◆ INPUT FOR THIS TASK:
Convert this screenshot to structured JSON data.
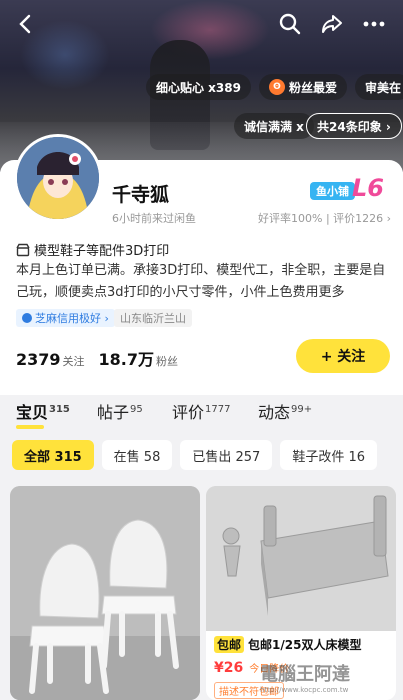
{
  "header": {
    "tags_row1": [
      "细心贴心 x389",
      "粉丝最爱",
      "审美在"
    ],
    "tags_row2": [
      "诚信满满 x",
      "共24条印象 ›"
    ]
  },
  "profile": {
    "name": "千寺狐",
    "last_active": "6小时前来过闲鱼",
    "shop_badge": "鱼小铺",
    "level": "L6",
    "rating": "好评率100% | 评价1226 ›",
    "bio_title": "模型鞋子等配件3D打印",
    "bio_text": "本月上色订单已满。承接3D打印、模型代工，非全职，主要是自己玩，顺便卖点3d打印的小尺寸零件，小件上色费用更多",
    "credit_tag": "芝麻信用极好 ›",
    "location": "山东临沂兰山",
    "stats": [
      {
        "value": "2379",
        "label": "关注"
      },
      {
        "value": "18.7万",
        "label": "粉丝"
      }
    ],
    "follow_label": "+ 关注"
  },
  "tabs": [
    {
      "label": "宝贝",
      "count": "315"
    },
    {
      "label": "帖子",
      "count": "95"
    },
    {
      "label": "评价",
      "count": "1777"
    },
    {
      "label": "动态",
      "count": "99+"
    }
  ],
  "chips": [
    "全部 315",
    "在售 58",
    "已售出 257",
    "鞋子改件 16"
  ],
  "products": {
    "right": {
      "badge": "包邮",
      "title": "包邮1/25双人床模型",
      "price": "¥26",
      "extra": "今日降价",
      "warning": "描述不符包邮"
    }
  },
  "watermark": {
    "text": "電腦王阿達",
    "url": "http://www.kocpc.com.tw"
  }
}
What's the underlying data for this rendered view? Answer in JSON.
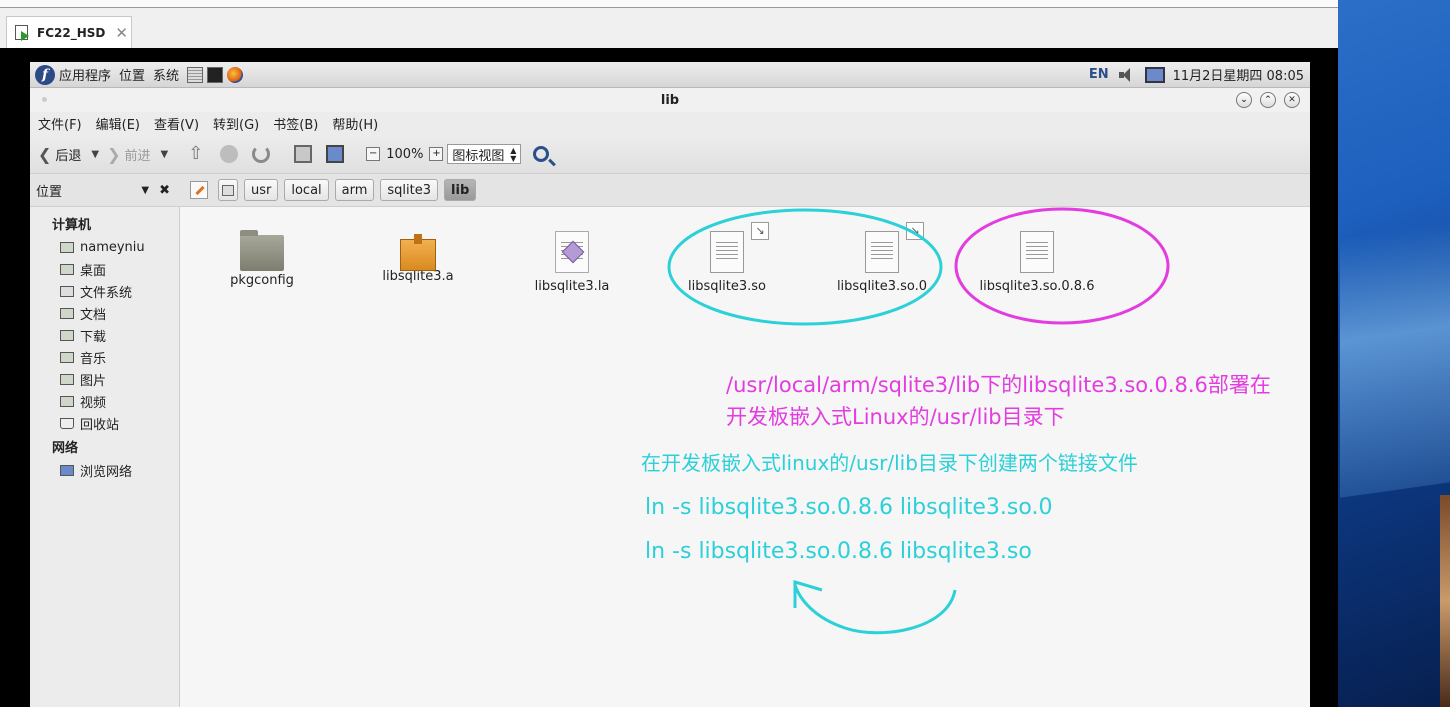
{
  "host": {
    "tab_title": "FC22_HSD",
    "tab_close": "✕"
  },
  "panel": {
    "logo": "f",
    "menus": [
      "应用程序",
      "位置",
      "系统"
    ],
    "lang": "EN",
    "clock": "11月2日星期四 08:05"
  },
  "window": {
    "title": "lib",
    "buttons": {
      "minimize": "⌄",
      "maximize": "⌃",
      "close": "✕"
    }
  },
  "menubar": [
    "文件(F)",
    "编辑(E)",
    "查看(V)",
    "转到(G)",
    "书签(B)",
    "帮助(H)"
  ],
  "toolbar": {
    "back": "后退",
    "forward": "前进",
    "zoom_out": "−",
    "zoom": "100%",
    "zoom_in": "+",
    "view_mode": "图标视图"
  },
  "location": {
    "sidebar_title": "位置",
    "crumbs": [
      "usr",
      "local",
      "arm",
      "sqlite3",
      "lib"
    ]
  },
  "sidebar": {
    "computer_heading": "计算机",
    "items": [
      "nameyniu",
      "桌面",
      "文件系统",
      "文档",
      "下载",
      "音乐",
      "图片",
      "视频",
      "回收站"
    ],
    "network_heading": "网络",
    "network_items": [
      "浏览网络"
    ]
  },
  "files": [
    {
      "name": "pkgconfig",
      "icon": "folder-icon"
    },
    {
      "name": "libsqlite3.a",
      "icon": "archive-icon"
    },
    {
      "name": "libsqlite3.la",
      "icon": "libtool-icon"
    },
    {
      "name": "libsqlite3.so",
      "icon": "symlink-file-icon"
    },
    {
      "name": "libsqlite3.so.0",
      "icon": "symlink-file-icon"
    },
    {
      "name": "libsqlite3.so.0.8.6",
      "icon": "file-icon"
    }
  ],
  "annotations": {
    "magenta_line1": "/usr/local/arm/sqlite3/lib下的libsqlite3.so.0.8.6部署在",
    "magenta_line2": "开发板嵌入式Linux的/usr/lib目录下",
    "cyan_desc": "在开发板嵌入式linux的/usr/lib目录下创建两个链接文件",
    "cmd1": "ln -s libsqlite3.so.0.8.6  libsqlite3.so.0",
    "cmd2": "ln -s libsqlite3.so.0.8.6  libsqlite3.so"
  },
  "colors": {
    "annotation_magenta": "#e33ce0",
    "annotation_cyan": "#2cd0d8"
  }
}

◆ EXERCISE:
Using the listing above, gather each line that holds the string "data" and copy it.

◆ RESPONSE BELOW:
Convert this screenshot to structured JSON data.
What's the underlying data for this rendered view? Answer in JSON.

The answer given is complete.